If he would start working with people to actually help them get healthy his ratings might go down, but imagine if he had regular challenges with real people learning how to change their diet? Imagine if he took some of that money and had several hundred health coaches working with people on how to make changes work in their daily lives … That would be change worth taking to Capitol Hill!

Whether it’s weight loss or better health, there is no magic pill. What is there? Simple changes over time. It works.

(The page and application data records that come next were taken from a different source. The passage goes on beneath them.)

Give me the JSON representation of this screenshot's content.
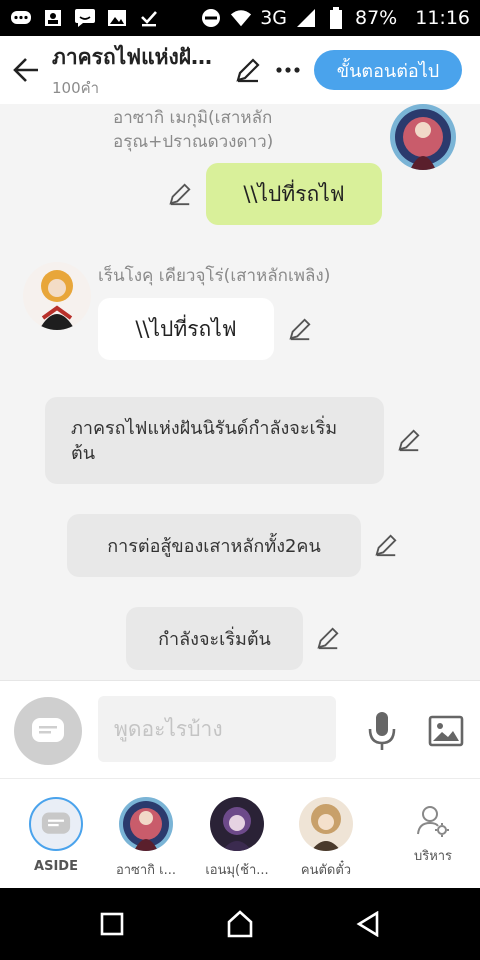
{
  "status_bar": {
    "network": "3G",
    "battery": "87%",
    "time": "11:16"
  },
  "header": {
    "title": "ภาครถไฟแห่งฝันนิรันดร์",
    "word_count": "100คำ",
    "next_label": "ขั้นตอนต่อไป"
  },
  "messages": {
    "msg1": {
      "speaker": "อาซากิ เมกุมิ(เสาหลักอรุณ+ปราณดวงดาว)",
      "text": "\\\\ไปที่รถไฟ"
    },
    "msg2": {
      "speaker": "เร็นโงคุ เคียวจุโร่(เสาหลักเพลิง)",
      "text": "\\\\ไปที่รถไฟ"
    },
    "narr1": "ภาครถไฟแห่งฝันนิรันด์กำลังจะเริ่มต้น",
    "narr2": "การต่อสู้ของเสาหลักทั้ง2คน",
    "narr3": "กำลังจะเริ่มต้น"
  },
  "input": {
    "placeholder": "พูดอะไรบ้าง"
  },
  "characters": [
    {
      "label": "ASIDE"
    },
    {
      "label": "อาซากิ เ..."
    },
    {
      "label": "เอนมุ(ช้า..."
    },
    {
      "label": "คนตัดตั๋ว"
    },
    {
      "label": "บริหาร"
    }
  ],
  "colors": {
    "accent": "#4aa3ec",
    "own_bubble": "#d9f09a",
    "narration_bg": "#e8e8e8"
  }
}
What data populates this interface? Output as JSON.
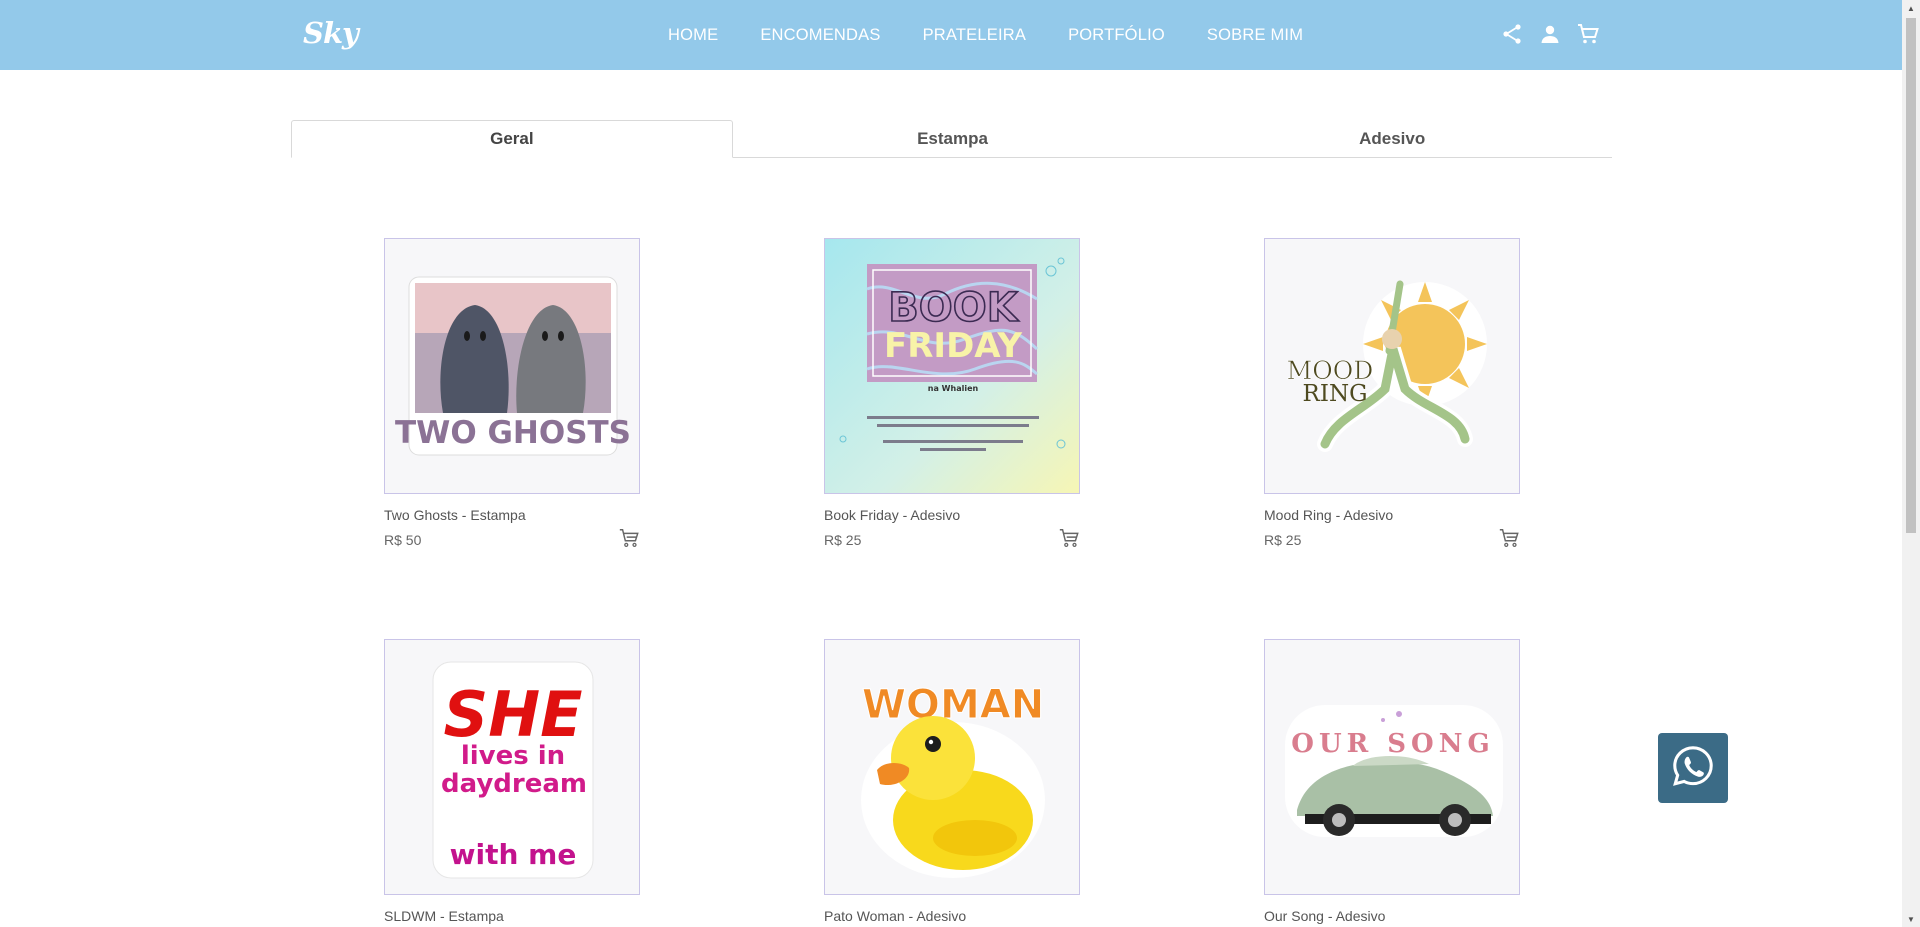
{
  "header": {
    "logo": "Sky",
    "nav": [
      "HOME",
      "ENCOMENDAS",
      "PRATELEIRA",
      "PORTFÓLIO",
      "SOBRE MIM"
    ],
    "icons": [
      "share-icon",
      "user-icon",
      "cart-icon"
    ]
  },
  "tabs": [
    {
      "label": "Geral",
      "active": true
    },
    {
      "label": "Estampa",
      "active": false
    },
    {
      "label": "Adesivo",
      "active": false
    }
  ],
  "products": [
    {
      "name": "Two Ghosts - Estampa",
      "price": "R$ 50",
      "art": {
        "top": "",
        "main": "TWO GHOSTS",
        "sub": ""
      }
    },
    {
      "name": "Book Friday - Adesivo",
      "price": "R$ 25",
      "art": {
        "top": "BOOK",
        "main": "FRIDAY",
        "sub": "na Whalien"
      }
    },
    {
      "name": "Mood Ring - Adesivo",
      "price": "R$ 25",
      "art": {
        "top": "MOOD",
        "main": "RING",
        "sub": ""
      }
    },
    {
      "name": "SLDWM - Estampa",
      "price": "",
      "art": {
        "top": "SHE",
        "main": "lives in daydreams",
        "sub": "with me"
      }
    },
    {
      "name": "Pato Woman - Adesivo",
      "price": "",
      "art": {
        "top": "WOMAN",
        "main": "",
        "sub": ""
      }
    },
    {
      "name": "Our Song - Adesivo",
      "price": "",
      "art": {
        "top": "OUR SONG",
        "main": "",
        "sub": ""
      }
    }
  ],
  "colors": {
    "header": "#93c9ea",
    "whatsapp": "#3b6b86",
    "card_border": "#c9c4e8"
  }
}
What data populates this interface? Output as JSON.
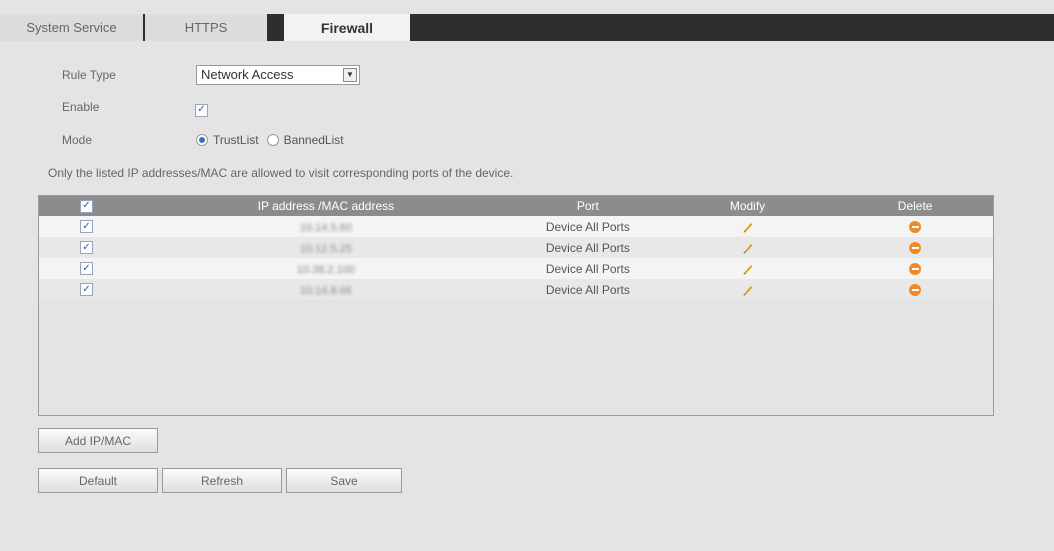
{
  "tabs": [
    {
      "label": "System Service",
      "active": false
    },
    {
      "label": "HTTPS",
      "active": false
    },
    {
      "label": "Firewall",
      "active": true
    }
  ],
  "form": {
    "rule_type_label": "Rule Type",
    "rule_type_value": "Network Access",
    "enable_label": "Enable",
    "enable_checked": true,
    "mode_label": "Mode",
    "mode_options": [
      "TrustList",
      "BannedList"
    ],
    "mode_selected": "TrustList"
  },
  "info_text": "Only the listed IP addresses/MAC are allowed to visit corresponding ports of the device.",
  "table": {
    "headers": [
      "IP address /MAC address",
      "Port",
      "Modify",
      "Delete"
    ],
    "rows": [
      {
        "ip": "10.14.5.60",
        "port": "Device All Ports"
      },
      {
        "ip": "10.12.5.25",
        "port": "Device All Ports"
      },
      {
        "ip": "10.38.2.100",
        "port": "Device All Ports"
      },
      {
        "ip": "10.14.8.66",
        "port": "Device All Ports"
      }
    ]
  },
  "buttons": {
    "add": "Add IP/MAC",
    "default": "Default",
    "refresh": "Refresh",
    "save": "Save"
  },
  "colors": {
    "tabbar": "#2e2e2e",
    "table_header": "#8c8c8c",
    "delete_icon": "#f08a24",
    "modify_icon": "#e0a020"
  },
  "icons": {
    "modify": "pencil-icon",
    "delete": "minus-circle-icon",
    "select": "chevron-down-icon"
  }
}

I’ll tell you how to jump start your weight loss: Go for a walk. Fix yourself a green smoothie. Add in fabulous veggies and fresh fruit. Eat clean and follow Michael Pollan’s advice, “Eat food. Not too much. Mostly plants.” And if you want to stay on track by adding in things that will support your goals, hire a Certified Health Coach who can simplify healthy lifestyle changes.™

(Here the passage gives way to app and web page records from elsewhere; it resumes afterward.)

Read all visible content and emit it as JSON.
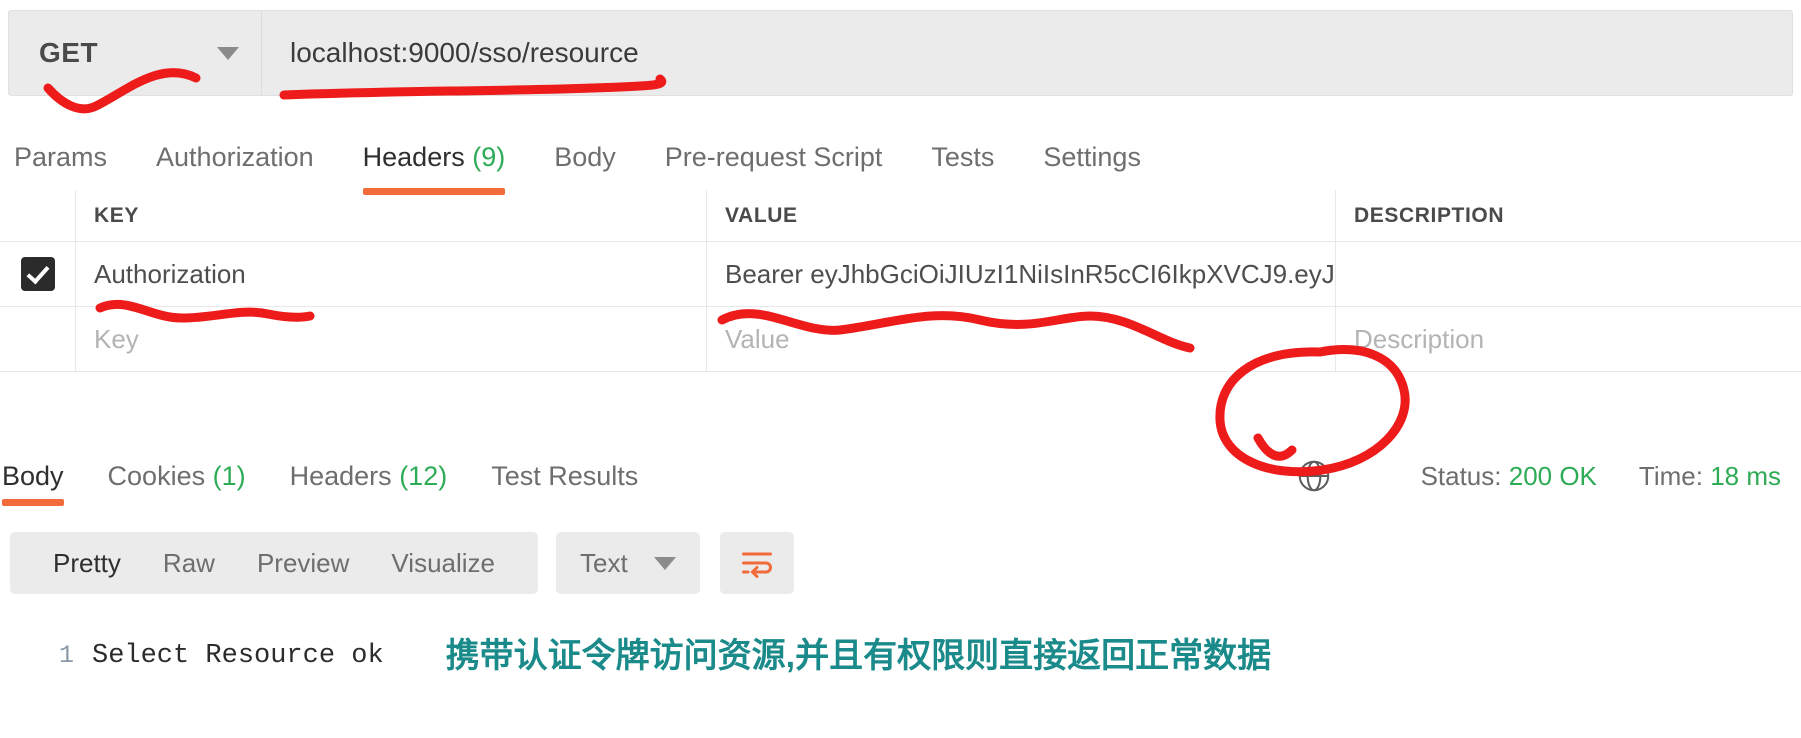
{
  "request": {
    "method": "GET",
    "url": "localhost:9000/sso/resource",
    "method_dropdown_icon": "chevron-down-icon",
    "tabs": [
      {
        "label": "Params",
        "count": "",
        "active": false
      },
      {
        "label": "Authorization",
        "count": "",
        "active": false
      },
      {
        "label": "Headers",
        "count": "(9)",
        "active": true
      },
      {
        "label": "Body",
        "count": "",
        "active": false
      },
      {
        "label": "Pre-request Script",
        "count": "",
        "active": false
      },
      {
        "label": "Tests",
        "count": "",
        "active": false
      },
      {
        "label": "Settings",
        "count": "",
        "active": false
      }
    ]
  },
  "headers_table": {
    "columns": [
      "KEY",
      "VALUE",
      "DESCRIPTION"
    ],
    "rows": [
      {
        "checked": true,
        "key": "Authorization",
        "value": "Bearer eyJhbGciOiJIUzI1NiIsInR5cCI6IkpXVCJ9.eyJ...",
        "description": ""
      }
    ],
    "placeholders": {
      "key": "Key",
      "value": "Value",
      "description": "Description"
    }
  },
  "response": {
    "tabs": [
      {
        "label": "Body",
        "count": "",
        "active": true
      },
      {
        "label": "Cookies",
        "count": "(1)",
        "active": false
      },
      {
        "label": "Headers",
        "count": "(12)",
        "active": false
      },
      {
        "label": "Test Results",
        "count": "",
        "active": false
      }
    ],
    "globe_icon": "globe-icon",
    "status_label": "Status:",
    "status_value": "200 OK",
    "time_label": "Time:",
    "time_value": "18 ms",
    "format_options": [
      {
        "label": "Pretty",
        "active": true
      },
      {
        "label": "Raw",
        "active": false
      },
      {
        "label": "Preview",
        "active": false
      },
      {
        "label": "Visualize",
        "active": false
      }
    ],
    "format_select": "Text",
    "format_select_icon": "chevron-down-icon",
    "wrap_button_icon": "wrap-lines-icon",
    "body_lines": [
      {
        "number": "1",
        "text": "Select Resource ok"
      }
    ],
    "annotation_cn": "携带认证令牌访问资源,并且有权限则直接返回正常数据"
  },
  "colors": {
    "accent_orange": "#f26b3a",
    "status_green": "#2eab55",
    "annotation_red": "#ee1b1b",
    "annotation_teal": "#1b8a8a"
  },
  "annotations": {
    "method_underline": "red-check-mark-method",
    "url_underline": "red-underline-url",
    "key_underline": "red-underline-authorization-key",
    "value_underline": "red-underline-token-value",
    "status_circle": "red-circle-status"
  }
}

Nancy Oglesby, the Practical Health Coach
Simplifying Healthy Lifestyle Choices™


Ask the Health Coach: Kids and Dairy

1 a practical health coachThe question was, “What about guidelines for kids and dairy?” I totally apologize for not being able to just rattle off an answer, but when it comes to nutrition and diet, there are people far smarter and more educated than I who can’t land. I recommend that if you only visit and read one of the sites below, make it the first one.

I want to applaud you for wanting to take such an active role in your child’s nutrition. So many people are happy to just go along. Taking a part can take time and cause you some angst … It’s a big responsibility when we are making dietary choices for our children. Read, read, read! It is my personal belief that dairy is unnecessary, and sometimes harmful.

There are a lot of articles and a study that reviews the findings of much research that show no good reason to encourage including dairy. Many children are either allergic to dairy or lactose intolerant and they thrive without it. Having said that, there is another side to the discussion and you need to consider both sides before you make a decision. The USDA pyramid gives dairy its own food group and has strict guidelines for the amount of dairy a child should have. Many physicians and pediatricians encourage parents to feed a certain amount of dairy. What is a health conscious parent to do?

  1. You could simply follow the USDA guidelines.
  2. You could read and research and come to your own decision.
  3. You could ask your physician.

For me, the first and third options just won’t work. I have read a lot about food, politics and lobbying and I believe that the American Dairy Association, among a long list of dairy organizations, are those responsible for giving our government and our physicians the ‘facts.’ Anyone who disagrees tends to be labeled an outsider or kook. The USDA was founded to support agriculture. It wasn’t until the 1970’s that it became responsible for setting dietary guidelines. Seems a bit like the foxes keeping an eye on the chickens. Here are some places to start on your search for your answer:




http://www.nytimes.com/2010/11/07/us/07fat.html?_r=1&hp http://www.pcrm.org/health/diets/vegdiets/health-concerns-about-dairy-products


http://www.ncbi.nlm.nih.gov/pubmed/15741380 https://www.opensecrets.org/industries/indus.php?ind=A04


There’s a movie titled ‘Milk’ that presents a fair argument. If I recall correctly, it doesn’t lean too far in either direction. It is available on Amazon Prime and Netflix (I think). Google search any one of these names/organizations along with the word ‘dairy’ and you should find some pretty interesting information.

Dr. Marion Nestle (Food and Politics)

Dr. Andrew Weil

Weston-Price Foundation

Physicians Committee for Responsible Medicine

Dr. Neal Barnard

Dr. Joel Fuhrman

Dr. David Katz

Dr. Mark Hyman

Good luck with your search. I truly hope that you find an answer that fills you with confidence and that just feels right for you and your children.

As always, if you would like help sorting things our along your journey, please give me a call (816-808-9405) or send me an email (nancy@healthworkskc.com)

Blessings, Nancy Oglesby, the Practical Health Coach
simplifying healthy lifestyle choices